Your task is to output all the records below, word for word.

[Data records for software interfaces]

====

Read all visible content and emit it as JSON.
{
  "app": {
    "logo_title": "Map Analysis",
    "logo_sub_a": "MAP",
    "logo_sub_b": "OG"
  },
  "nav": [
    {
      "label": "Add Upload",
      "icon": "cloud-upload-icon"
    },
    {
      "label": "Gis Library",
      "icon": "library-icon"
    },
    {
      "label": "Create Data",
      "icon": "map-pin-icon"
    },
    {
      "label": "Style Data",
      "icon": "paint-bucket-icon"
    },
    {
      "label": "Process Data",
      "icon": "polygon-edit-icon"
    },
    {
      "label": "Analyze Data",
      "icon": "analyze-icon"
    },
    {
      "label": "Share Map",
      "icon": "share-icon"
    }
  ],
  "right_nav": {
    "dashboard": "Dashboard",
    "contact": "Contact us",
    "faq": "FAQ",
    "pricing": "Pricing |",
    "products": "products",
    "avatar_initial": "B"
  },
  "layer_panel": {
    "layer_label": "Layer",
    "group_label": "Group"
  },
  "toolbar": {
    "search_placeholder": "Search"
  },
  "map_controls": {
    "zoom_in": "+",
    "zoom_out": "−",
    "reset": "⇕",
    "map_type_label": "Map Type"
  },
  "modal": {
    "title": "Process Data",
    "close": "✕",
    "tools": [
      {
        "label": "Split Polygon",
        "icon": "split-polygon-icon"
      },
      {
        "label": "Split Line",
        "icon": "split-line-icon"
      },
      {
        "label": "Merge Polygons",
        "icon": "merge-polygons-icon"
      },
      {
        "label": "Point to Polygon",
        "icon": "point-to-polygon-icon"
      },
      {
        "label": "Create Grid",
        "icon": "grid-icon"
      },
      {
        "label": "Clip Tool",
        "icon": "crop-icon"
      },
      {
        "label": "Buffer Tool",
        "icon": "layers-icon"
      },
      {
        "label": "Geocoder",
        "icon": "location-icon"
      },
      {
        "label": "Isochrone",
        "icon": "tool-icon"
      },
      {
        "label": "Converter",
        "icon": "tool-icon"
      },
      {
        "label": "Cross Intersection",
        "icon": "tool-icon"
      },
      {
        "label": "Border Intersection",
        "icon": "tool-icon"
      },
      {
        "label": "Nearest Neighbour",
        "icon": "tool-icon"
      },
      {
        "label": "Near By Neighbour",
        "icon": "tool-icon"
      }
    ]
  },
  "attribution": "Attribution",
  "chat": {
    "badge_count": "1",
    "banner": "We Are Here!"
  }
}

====

### Completed task
Read all visible content and emit it as JSON.
{
  "app": {
    "logo_title": "Map Analysis",
    "logo_sub_a": "MAP",
    "logo_sub_b": "OG"
  },
  "nav": [
    {
      "label": "Add Upload",
      "icon": "cloud-upload-icon"
    },
    {
      "label": "Gis Library",
      "icon": "library-icon"
    },
    {
      "label": "Create Data",
      "icon": "map-pin-icon"
    },
    {
      "label": "Style Data",
      "icon": "paint-bucket-icon"
    },
    {
      "label": "Process Data",
      "icon": "polygon-edit-icon"
    },
    {
      "label": "Analyze Data",
      "icon": "analyze-icon"
    },
    {
      "label": "Share Map",
      "icon": "share-icon"
    }
  ],
  "right_nav": {
    "dashboard": "Dashboard",
    "contact": "Contact us",
    "faq": "FAQ",
    "pricing": "Pricing |",
    "products": "products",
    "avatar_initial": "B"
  },
  "layer_panel": {
    "layer_label": "Layer",
    "group_label": "Group"
  },
  "toolbar": {
    "search_placeholder": "Search"
  },
  "map_controls": {
    "zoom_in": "+",
    "zoom_out": "−",
    "reset": "⇕",
    "map_type_label": "Map Type"
  },
  "modal": {
    "title": "Process Data",
    "close": "✕",
    "tools": [
      {
        "label": "Split Polygon",
        "icon": "split-polygon-icon"
      },
      {
        "label": "Split Line",
        "icon": "split-line-icon"
      },
      {
        "label": "Merge Polygons",
        "icon": "merge-polygons-icon"
      },
      {
        "label": "Point to Polygon",
        "icon": "point-to-polygon-icon"
      },
      {
        "label": "Create Grid",
        "icon": "grid-icon"
      },
      {
        "label": "Clip Tool",
        "icon": "crop-icon"
      },
      {
        "label": "Buffer Tool",
        "icon": "layers-icon"
      },
      {
        "label": "Geocoder",
        "icon": "location-icon"
      },
      {
        "label": "Isochrone",
        "icon": "tool-icon"
      },
      {
        "label": "Converter",
        "icon": "tool-icon"
      },
      {
        "label": "Cross Intersection",
        "icon": "tool-icon"
      },
      {
        "label": "Border Intersection",
        "icon": "tool-icon"
      },
      {
        "label": "Nearest Neighbour",
        "icon": "tool-icon"
      },
      {
        "label": "Near By Neighbour",
        "icon": "tool-icon"
      }
    ]
  },
  "attribution": "Attribution",
  "chat": {
    "badge_count": "1",
    "banner": "We Are Here!"
  }
}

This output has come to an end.